In the 19th century this area was home to cotton fields. The development of the Winnetka Heights subdivision around 1910 marked the beginnings of Kings Highway. It started with the construction of numerous apartment buildings for the residents awaiting completion of their new homes in Winnetka Heights. Platted as Oak Cliff Annex, the area was designed along the unique diagonal thoroughfare of Kings Highway. During its existence, the trolley stopped at the eastern entrance, where a brick archway once stood, marking the gateway to the neighborhood.
The development did not cease when Winnetka Heights was finished. Many of the original 1910 apartments remain, but it is the diversity of the area that is so appealing. While much of the neighborhood has a 1920s middle class feel with single family Craftsman bungalows, Kings Highway is lined with examples of Tudor, late Queen Anne, Neoclassical and Prairie-style homes. Many of the smaller houses have been restored, as have many of the larger two story homes. However, there are still homes that await creative hands to bring them back to their original splendor.

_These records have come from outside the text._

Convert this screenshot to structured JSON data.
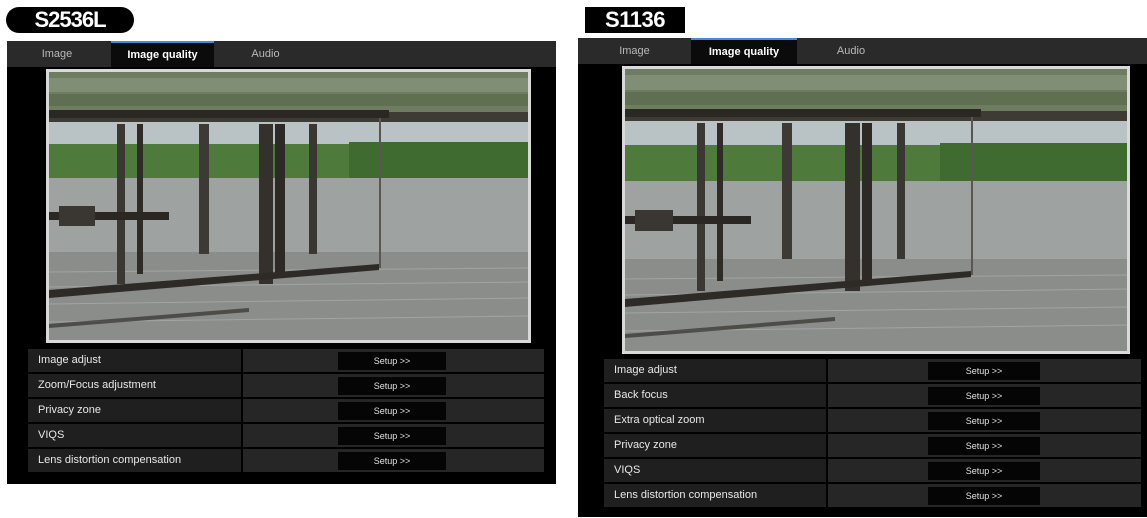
{
  "left": {
    "model_badge": "S2536L",
    "tabs": [
      {
        "label": "Image",
        "active": false
      },
      {
        "label": "Image quality",
        "active": true
      },
      {
        "label": "Audio",
        "active": false
      }
    ],
    "rows": [
      {
        "label": "Image adjust",
        "button": "Setup >>"
      },
      {
        "label": "Zoom/Focus adjustment",
        "button": "Setup >>"
      },
      {
        "label": "Privacy zone",
        "button": "Setup >>"
      },
      {
        "label": "VIQS",
        "button": "Setup >>"
      },
      {
        "label": "Lens distortion compensation",
        "button": "Setup >>"
      }
    ]
  },
  "right": {
    "model_badge": "S1136",
    "tabs": [
      {
        "label": "Image",
        "active": false
      },
      {
        "label": "Image quality",
        "active": true
      },
      {
        "label": "Audio",
        "active": false
      }
    ],
    "rows": [
      {
        "label": "Image adjust",
        "button": "Setup >>"
      },
      {
        "label": "Back focus",
        "button": "Setup >>"
      },
      {
        "label": "Extra optical zoom",
        "button": "Setup >>"
      },
      {
        "label": "Privacy zone",
        "button": "Setup >>"
      },
      {
        "label": "VIQS",
        "button": "Setup >>"
      },
      {
        "label": "Lens distortion compensation",
        "button": "Setup >>"
      }
    ]
  },
  "colors": {
    "panel_bg": "#000000",
    "tab_bar": "#2a2a2a",
    "active_tab_indicator": "#3e8edb",
    "row_label_bg": "#1f1f1f",
    "setup_button_bg": "#050505"
  }
}
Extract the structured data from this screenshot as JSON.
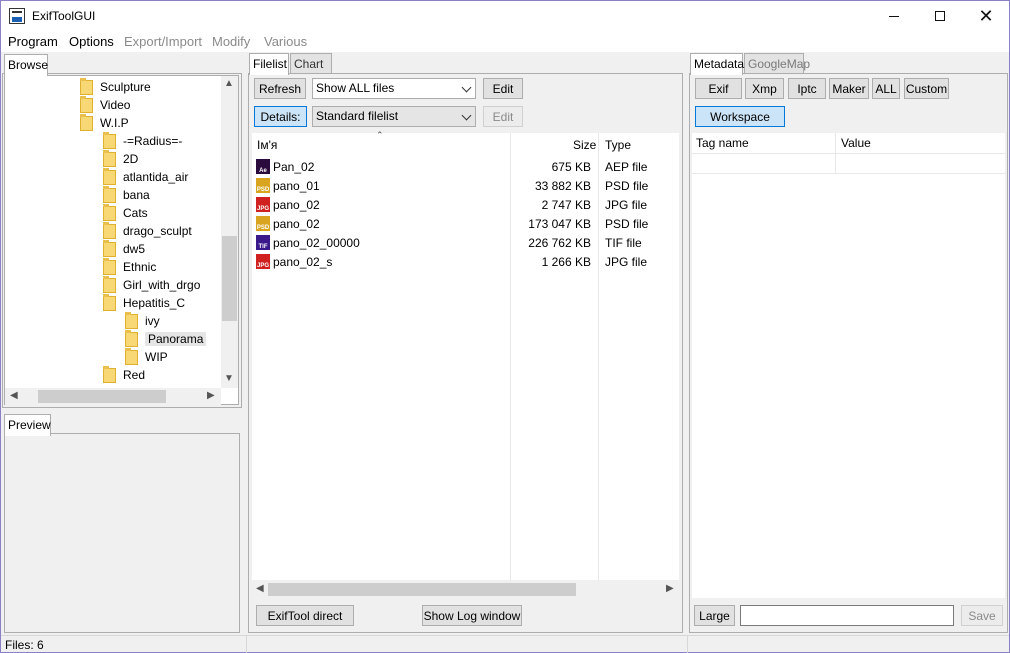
{
  "window": {
    "title": "ExifToolGUI"
  },
  "menu": [
    {
      "label": "Program",
      "enabled": true
    },
    {
      "label": "Options",
      "enabled": true
    },
    {
      "label": "Export/Import",
      "enabled": false
    },
    {
      "label": "Modify",
      "enabled": false
    },
    {
      "label": "Various",
      "enabled": false
    }
  ],
  "left": {
    "browse_tab": "Browse",
    "preview_tab": "Preview",
    "tree": [
      {
        "label": "Sculpture",
        "level": 1
      },
      {
        "label": "Video",
        "level": 1
      },
      {
        "label": "W.I.P",
        "level": 1
      },
      {
        "label": "-=Radius=-",
        "level": 2
      },
      {
        "label": "2D",
        "level": 2
      },
      {
        "label": "atlantida_air",
        "level": 2
      },
      {
        "label": "bana",
        "level": 2
      },
      {
        "label": "Cats",
        "level": 2
      },
      {
        "label": "drago_sculpt",
        "level": 2
      },
      {
        "label": "dw5",
        "level": 2
      },
      {
        "label": "Ethnic",
        "level": 2
      },
      {
        "label": "Girl_with_drgo",
        "level": 2
      },
      {
        "label": "Hepatitis_C",
        "level": 2
      },
      {
        "label": "ivy",
        "level": 3
      },
      {
        "label": "Panorama",
        "level": 3,
        "selected": true
      },
      {
        "label": "WIP",
        "level": 3
      },
      {
        "label": "Red",
        "level": 2
      }
    ]
  },
  "center": {
    "tabs": {
      "filelist": "Filelist",
      "chart": "Chart"
    },
    "refresh_label": "Refresh",
    "filter_value": "Show ALL files",
    "edit_label": "Edit",
    "details_label": "Details:",
    "view_value": "Standard filelist",
    "edit2_label": "Edit",
    "columns": {
      "name": "Ім'я",
      "size": "Size",
      "type": "Type"
    },
    "files": [
      {
        "name": "Pan_02",
        "size": "675 KB",
        "type": "AEP file",
        "icon": "aep-file-icon",
        "icon_text": "Ae",
        "color": "#2b0a3d"
      },
      {
        "name": "pano_01",
        "size": "33 882 KB",
        "type": "PSD file",
        "icon": "psd-file-icon",
        "icon_text": "PSD",
        "color": "#d9a520"
      },
      {
        "name": "pano_02",
        "size": "2 747 KB",
        "type": "JPG file",
        "icon": "jpg-file-icon",
        "icon_text": "JPG",
        "color": "#d02020"
      },
      {
        "name": "pano_02",
        "size": "173 047 KB",
        "type": "PSD file",
        "icon": "psd-file-icon",
        "icon_text": "PSD",
        "color": "#d9a520"
      },
      {
        "name": "pano_02_00000",
        "size": "226 762 KB",
        "type": "TIF file",
        "icon": "tif-file-icon",
        "icon_text": "TIF",
        "color": "#3a1a8a"
      },
      {
        "name": "pano_02_s",
        "size": "1 266 KB",
        "type": "JPG file",
        "icon": "jpg-file-icon",
        "icon_text": "JPG",
        "color": "#d02020"
      }
    ],
    "exiftool_direct_label": "ExifTool direct",
    "show_log_label": "Show Log window"
  },
  "right": {
    "tabs": {
      "metadata": "Metadata",
      "googlemap": "GoogleMap"
    },
    "buttons": [
      "Exif",
      "Xmp",
      "Iptc",
      "Maker",
      "ALL",
      "Custom"
    ],
    "workspace_label": "Workspace",
    "columns": {
      "tag": "Tag name",
      "value": "Value"
    },
    "large_label": "Large",
    "save_label": "Save",
    "value_input": ""
  },
  "status": {
    "text": "Files: 6"
  }
}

The Kings Highway Conservation District is the second of its kind in Texas and the first in Dallas. A group of residents banded together in the mid-1980s to save this historic neighborhood. The Conservation District was created, and a specific city-enforceable ordinance was written by the neighborhood to direct such topics as zoning, setback, renovation, and general appearance of the exteriors. Conservation Districts are not a strict as Historical Districts.